[Entries provided — start]
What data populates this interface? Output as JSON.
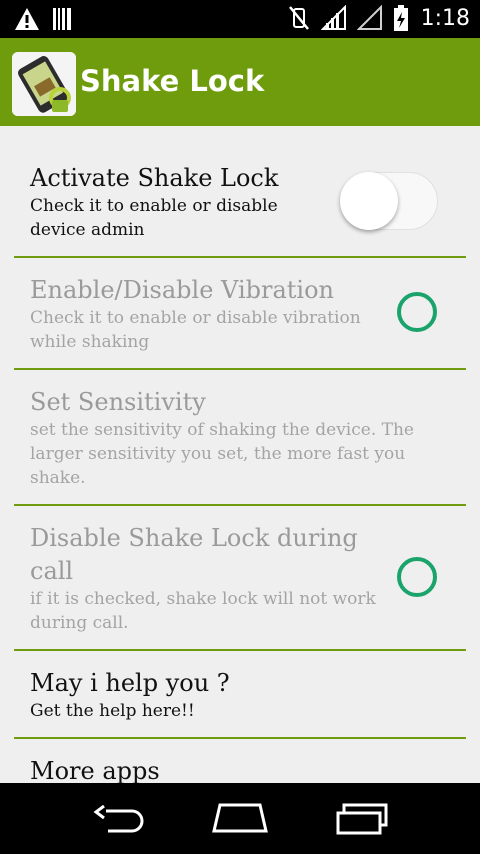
{
  "status_bar": {
    "time": "1:18",
    "icons": [
      "warning-icon",
      "barcode-icon",
      "vibrate-off-icon",
      "signal-icon",
      "no-signal-icon",
      "battery-charging-icon"
    ]
  },
  "app_bar": {
    "title": "Shake Lock",
    "logo_icon": "shake-lock-logo-icon"
  },
  "colors": {
    "accent": "#6f9c0c",
    "radio": "#1aa36b",
    "background": "#efefef"
  },
  "settings": [
    {
      "title": "Activate Shake Lock",
      "summary_line1": "Check it to enable or disable",
      "summary_line2": "device admin",
      "control": "toggle",
      "checked": false,
      "enabled": true
    },
    {
      "title": "Enable/Disable Vibration",
      "summary_line1": "Check it to enable or disable vibration",
      "summary_line2": "while shaking",
      "control": "radio",
      "checked": false,
      "enabled": false
    },
    {
      "title": "Set Sensitivity",
      "summary_line1": "set the sensitivity of shaking the device. The",
      "summary_line2": "larger sensitivity you set, the more fast you",
      "summary_line3": "shake.",
      "enabled": false
    },
    {
      "title_line1": "Disable Shake Lock during",
      "title_line2": "call",
      "summary_line1": "if it is checked, shake lock will not work",
      "summary_line2": "during call.",
      "control": "radio",
      "checked": false,
      "enabled": false
    },
    {
      "title": "May i help you ?",
      "summary_line1": "Get the help here!!",
      "enabled": true
    },
    {
      "title": "More apps",
      "enabled": true
    }
  ],
  "nav_bar": {
    "icons": [
      "back-icon",
      "home-icon",
      "recent-apps-icon"
    ]
  }
}
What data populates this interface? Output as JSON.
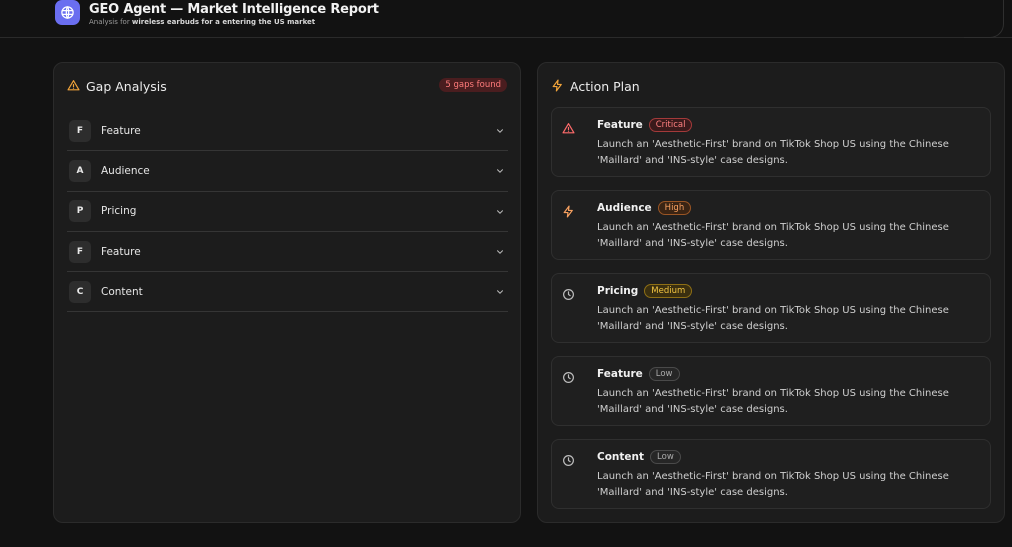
{
  "header": {
    "title": "GEO Agent — Market Intelligence Report",
    "subtitle_prefix": "Analysis for ",
    "subtitle_bold": "wireless earbuds for a entering the US market",
    "logo_icon": "globe-icon",
    "accent": "#6a6ef0"
  },
  "gap_analysis": {
    "title": "Gap Analysis",
    "icon": "warning-triangle-icon",
    "badge": "5 gaps found",
    "items": [
      {
        "letter": "F",
        "label": "Feature"
      },
      {
        "letter": "A",
        "label": "Audience"
      },
      {
        "letter": "P",
        "label": "Pricing"
      },
      {
        "letter": "F",
        "label": "Feature"
      },
      {
        "letter": "C",
        "label": "Content"
      }
    ]
  },
  "action_plan": {
    "title": "Action Plan",
    "icon": "lightning-icon",
    "items": [
      {
        "title": "Feature",
        "priority": "Critical",
        "icon": "alert-triangle-icon",
        "desc": "Launch an 'Aesthetic-First' brand on TikTok Shop US using the Chinese 'Maillard' and 'INS-style' case designs."
      },
      {
        "title": "Audience",
        "priority": "High",
        "icon": "lightning-icon",
        "desc": "Launch an 'Aesthetic-First' brand on TikTok Shop US using the Chinese 'Maillard' and 'INS-style' case designs."
      },
      {
        "title": "Pricing",
        "priority": "Medium",
        "icon": "clock-icon",
        "desc": "Launch an 'Aesthetic-First' brand on TikTok Shop US using the Chinese 'Maillard' and 'INS-style' case designs."
      },
      {
        "title": "Feature",
        "priority": "Low",
        "icon": "clock-icon",
        "desc": "Launch an 'Aesthetic-First' brand on TikTok Shop US using the Chinese 'Maillard' and 'INS-style' case designs."
      },
      {
        "title": "Content",
        "priority": "Low",
        "icon": "clock-icon",
        "desc": "Launch an 'Aesthetic-First' brand on TikTok Shop US using the Chinese 'Maillard' and 'INS-style' case designs."
      }
    ]
  },
  "colors": {
    "critical": "#ff8080",
    "high": "#f7a060",
    "medium": "#f3c542",
    "low": "#aaaaaa"
  }
}
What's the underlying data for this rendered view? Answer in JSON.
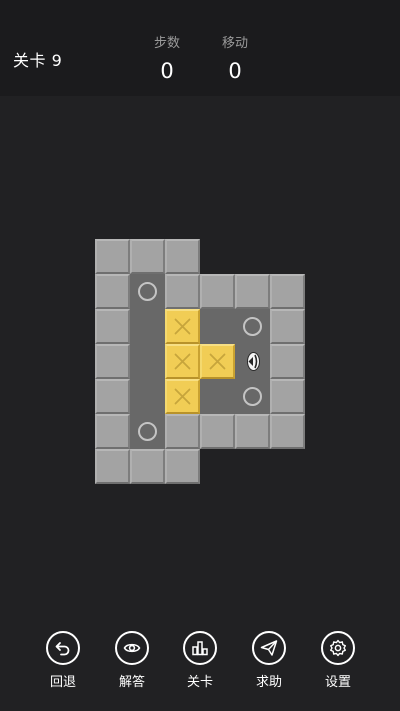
{
  "header": {
    "level_label": "关卡 9",
    "steps_label": "步数",
    "steps_value": "0",
    "moves_label": "移动",
    "moves_value": "0"
  },
  "board": {
    "cols": 6,
    "rows": 7,
    "grid": [
      "WWW   ",
      "WGWWWW",
      "WFBFGW",
      "WFBBPW",
      "WFBFGW",
      "WGWWWW",
      "WWW   "
    ],
    "legend": {
      "W": "wall",
      "F": "floor",
      "G": "goal",
      "B": "box",
      "P": "player"
    },
    "player_facing": "left"
  },
  "toolbar": {
    "items": [
      {
        "label": "回退",
        "icon": "undo-icon"
      },
      {
        "label": "解答",
        "icon": "eye-icon"
      },
      {
        "label": "关卡",
        "icon": "levels-icon"
      },
      {
        "label": "求助",
        "icon": "paper-plane-icon"
      },
      {
        "label": "设置",
        "icon": "gear-icon"
      }
    ]
  },
  "colors": {
    "background": "#212123",
    "header": "#1b1b1d",
    "wall": "#a3a3a3",
    "floor": "#686868",
    "box": "#f1cd55",
    "box_mark": "#c7a53c",
    "goal_ring": "#c4c4c4"
  }
}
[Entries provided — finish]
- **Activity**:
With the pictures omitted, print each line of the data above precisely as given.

- **Task result**:
What data populates this interface? Output as JSON.
{
  "status_bar": {
    "time": "1:18",
    "icons": [
      "warning-icon",
      "barcode-icon",
      "vibrate-off-icon",
      "signal-icon",
      "no-signal-icon",
      "battery-charging-icon"
    ]
  },
  "app_bar": {
    "title": "Shake Lock",
    "logo_icon": "shake-lock-logo-icon"
  },
  "colors": {
    "accent": "#6f9c0c",
    "radio": "#1aa36b",
    "background": "#efefef"
  },
  "settings": [
    {
      "title": "Activate Shake Lock",
      "summary_line1": "Check it to enable or disable",
      "summary_line2": "device admin",
      "control": "toggle",
      "checked": false,
      "enabled": true
    },
    {
      "title": "Enable/Disable Vibration",
      "summary_line1": "Check it to enable or disable vibration",
      "summary_line2": "while shaking",
      "control": "radio",
      "checked": false,
      "enabled": false
    },
    {
      "title": "Set Sensitivity",
      "summary_line1": "set the sensitivity of shaking the device. The",
      "summary_line2": "larger sensitivity you set, the more fast you",
      "summary_line3": "shake.",
      "enabled": false
    },
    {
      "title_line1": "Disable Shake Lock during",
      "title_line2": "call",
      "summary_line1": "if it is checked, shake lock will not work",
      "summary_line2": "during call.",
      "control": "radio",
      "checked": false,
      "enabled": false
    },
    {
      "title": "May i help you ?",
      "summary_line1": "Get the help here!!",
      "enabled": true
    },
    {
      "title": "More apps",
      "enabled": true
    }
  ],
  "nav_bar": {
    "icons": [
      "back-icon",
      "home-icon",
      "recent-apps-icon"
    ]
  }
}
What data populates this interface? Output as JSON.
{
  "header": {
    "title": "GEO Agent — Market Intelligence Report",
    "subtitle_prefix": "Analysis for ",
    "subtitle_bold": "wireless earbuds for a entering the US market",
    "logo_icon": "globe-icon",
    "accent": "#6a6ef0"
  },
  "gap_analysis": {
    "title": "Gap Analysis",
    "icon": "warning-triangle-icon",
    "badge": "5 gaps found",
    "items": [
      {
        "letter": "F",
        "label": "Feature"
      },
      {
        "letter": "A",
        "label": "Audience"
      },
      {
        "letter": "P",
        "label": "Pricing"
      },
      {
        "letter": "F",
        "label": "Feature"
      },
      {
        "letter": "C",
        "label": "Content"
      }
    ]
  },
  "action_plan": {
    "title": "Action Plan",
    "icon": "lightning-icon",
    "items": [
      {
        "title": "Feature",
        "priority": "Critical",
        "icon": "alert-triangle-icon",
        "desc": "Launch an 'Aesthetic-First' brand on TikTok Shop US using the Chinese 'Maillard' and 'INS-style' case designs."
      },
      {
        "title": "Audience",
        "priority": "High",
        "icon": "lightning-icon",
        "desc": "Launch an 'Aesthetic-First' brand on TikTok Shop US using the Chinese 'Maillard' and 'INS-style' case designs."
      },
      {
        "title": "Pricing",
        "priority": "Medium",
        "icon": "clock-icon",
        "desc": "Launch an 'Aesthetic-First' brand on TikTok Shop US using the Chinese 'Maillard' and 'INS-style' case designs."
      },
      {
        "title": "Feature",
        "priority": "Low",
        "icon": "clock-icon",
        "desc": "Launch an 'Aesthetic-First' brand on TikTok Shop US using the Chinese 'Maillard' and 'INS-style' case designs."
      },
      {
        "title": "Content",
        "priority": "Low",
        "icon": "clock-icon",
        "desc": "Launch an 'Aesthetic-First' brand on TikTok Shop US using the Chinese 'Maillard' and 'INS-style' case designs."
      }
    ]
  },
  "colors": {
    "critical": "#ff8080",
    "high": "#f7a060",
    "medium": "#f3c542",
    "low": "#aaaaaa"
  }
}
What's the underlying data for this rendered view? Answer in JSON.
{
  "header": {
    "level_label": "关卡 9",
    "steps_label": "步数",
    "steps_value": "0",
    "moves_label": "移动",
    "moves_value": "0"
  },
  "board": {
    "cols": 6,
    "rows": 7,
    "grid": [
      "WWW   ",
      "WGWWWW",
      "WFBFGW",
      "WFBBPW",
      "WFBFGW",
      "WGWWWW",
      "WWW   "
    ],
    "legend": {
      "W": "wall",
      "F": "floor",
      "G": "goal",
      "B": "box",
      "P": "player"
    },
    "player_facing": "left"
  },
  "toolbar": {
    "items": [
      {
        "label": "回退",
        "icon": "undo-icon"
      },
      {
        "label": "解答",
        "icon": "eye-icon"
      },
      {
        "label": "关卡",
        "icon": "levels-icon"
      },
      {
        "label": "求助",
        "icon": "paper-plane-icon"
      },
      {
        "label": "设置",
        "icon": "gear-icon"
      }
    ]
  },
  "colors": {
    "background": "#212123",
    "header": "#1b1b1d",
    "wall": "#a3a3a3",
    "floor": "#686868",
    "box": "#f1cd55",
    "box_mark": "#c7a53c",
    "goal_ring": "#c4c4c4"
  }
}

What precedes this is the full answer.